Dreamy opera

“Nanke Dream,” a kun opera staged by award-winning Taiwanese director Wang Chia-ming and starring top talent from the Jiangsu Province Kun Opera Theater, takes the stage today in an epic six-hour performance over two nights

By Ian Bartholomew  /  Staff reporter

Thu, Oct 18, 2012 - Page 12

Kunqu has come a long way over the last decade and it might be argued that a very considerable amount of credit for this must go to Kenneth Pai (白先勇), author and self-proclaimed servant of kunqu. Pai has created “youth versions” (青春版) of two major kun operas that introduced young stars, sumptuous costumes, and his own influential imprimatur to create productions that showed kun opera was not only beautiful, but also exciting and romantic.

In 2004, Pai premiered his production of the Peony Pavilion (牡丹亭), which proved a massive hit, the young and relatively inexperienced performers benefiting from training by some of the biggest names in kun opera, and the look of the show drawing on the talents of top fashion, lighting and set designers. Tomorrow sees the Taiwan premiere of Nanke Dream (南柯夢), a production based on a similar format, starring the top young talent from the Jiangsu Province Kun Opera Theater (江蘇省演藝集團) and directed by Wang Chia-ming (王嘉明), an award-winning Taiwanese director.

Nanke Dream, sometimes translated as A Dream Under the Southern Bough, is one of four operas written by Tang Xianzu (湯顯祖), which are collectively referred to as “the four dreams” (臨川四夢) because of the important role that dreams play.

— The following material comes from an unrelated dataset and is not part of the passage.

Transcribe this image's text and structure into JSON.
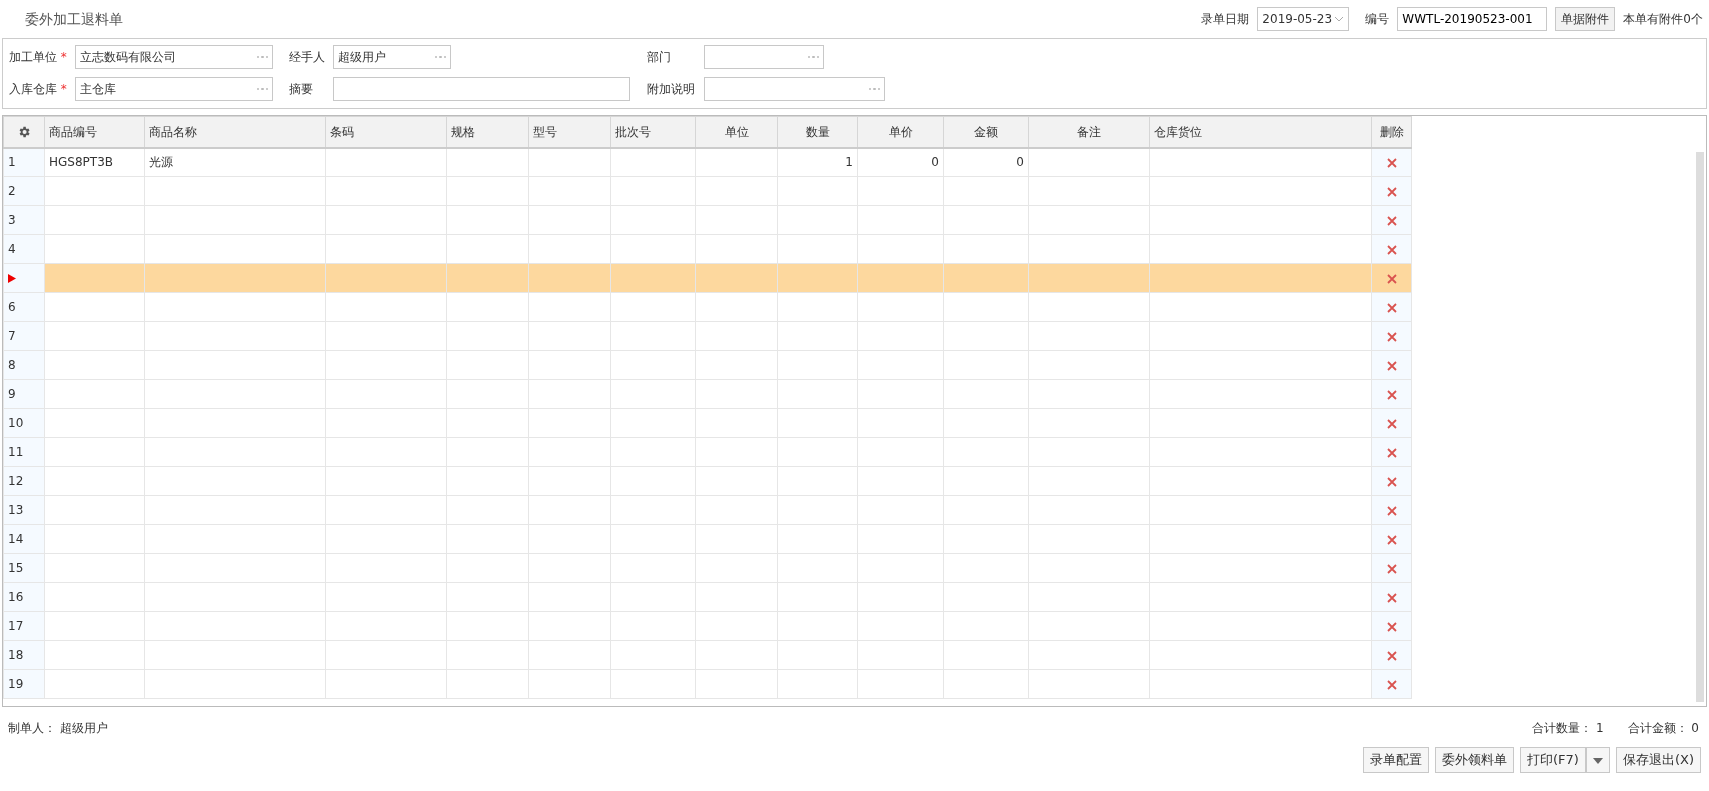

All four operas are highly regarded works, but the technical complexity of staging Nanke Dream has caused it to be largely ignored by producers for more than a century. National Theater and Concert Hall artistic director Huang Pi-twan (黃碧端) said that the current production was important to make good this gap in the presentation of Tang’s work. She also underlined the fact that the work had considerable importance as a likely inspiration for the great Chinese classic novel Dream of the Red Chamber (紅樓夢), and was therefore an important link in Chinese literary and theatrical tradition.

The full opera of Nanke Dream runs to 44 acts and was intended to be performed over many days. The opera has been condensed to 15 acts to be performed in six hours over two nights. Musical director Sun Jianan (孫建安), who was responsible for collating available literati and scores of the opera, emphasized the complexity of the task of condensing such a complex work. “A kun opera is like a symphony, it has structural integrity. In cutting the opera down to a manageable size it was important that this structure remained intact,” he said.

Considerable effort has been made to present the opera in as authentic a manner as possible, so the choice of Wang, a director better known for his award-winning contemporary work, was unusual, even controversial.

Huang Hsiao-wei (黃曉薇), chairman of the Chien Kuo Foundation for Arts and Culture (建國工程文化藝術基金會), which is financing the production, said that many kun aficionados would probably be worried by this unconventional choice. She added that the century-long lapse in production of this opera meant that many aspects of the show had to be created from scratch.

Speaking about his first involvement in classical theater, Wang said: “ Kun opera has a very comprehensive theatrical vocabulary. It already has a high degree of expressive subtlety. I felt no need to replace this with any modern concepts or somehow reinterpret tradition through a contemporary perspective. Traditional and modern art are not polarized. What fascinated me was to see how this opera was so avant-garde at the time it was written. This is particularly what I want to emphasize, as we often forget that classic works were at one time challenging the establishment.”

Working within a classical model but finding room for creativity is something that pervades all aspects of the production. Lai Hsuan-wu (賴宣吾), who designed the costumes for Tsui Hark’s (徐克) film Flying Swords of Dragon Gate (龍門飛甲), has created a sumptuous collection of costumes that look traditional at first glance, but the pictorial motifs and styles of embroidery are the designer’s own.

Another aspect of Nanke Dream that should be emphasized is the large number of “hualien” (花臉) character types in the performance. The “hualien” is a specialist character who has some affinity to the clown in requiring highly exaggerated and sometimes acrobatic movements and expressions. The Jiangsu Province Kun Opera Theater is one of the very few kun opera companies that has the depth of talent to field such a line up, a result of the investment of time and money that kun has obtained as a result of its growing visibility on the traditional arts scene.

The story of Nanke Dream is well known. An unsuccessful scholar takes a nap under a tree and has a dream. In the dream he enters an imaginary kingdom where he becomes involved in court politics, rises to high position, marries a princess, and finally, after a life full of incident, is devastated when his wife dies. He takes up a dissolute lifestyle and is exiled by the king, but eventually wakes to discover that the kingdom he imagined himself in was no more than the ant colony on which he slept. The opera is heavily informed by Buddhist ideas of the emptiness of being, while the performance itself, with its delightful characters and subtle characterization, is clearly utterly in love with being.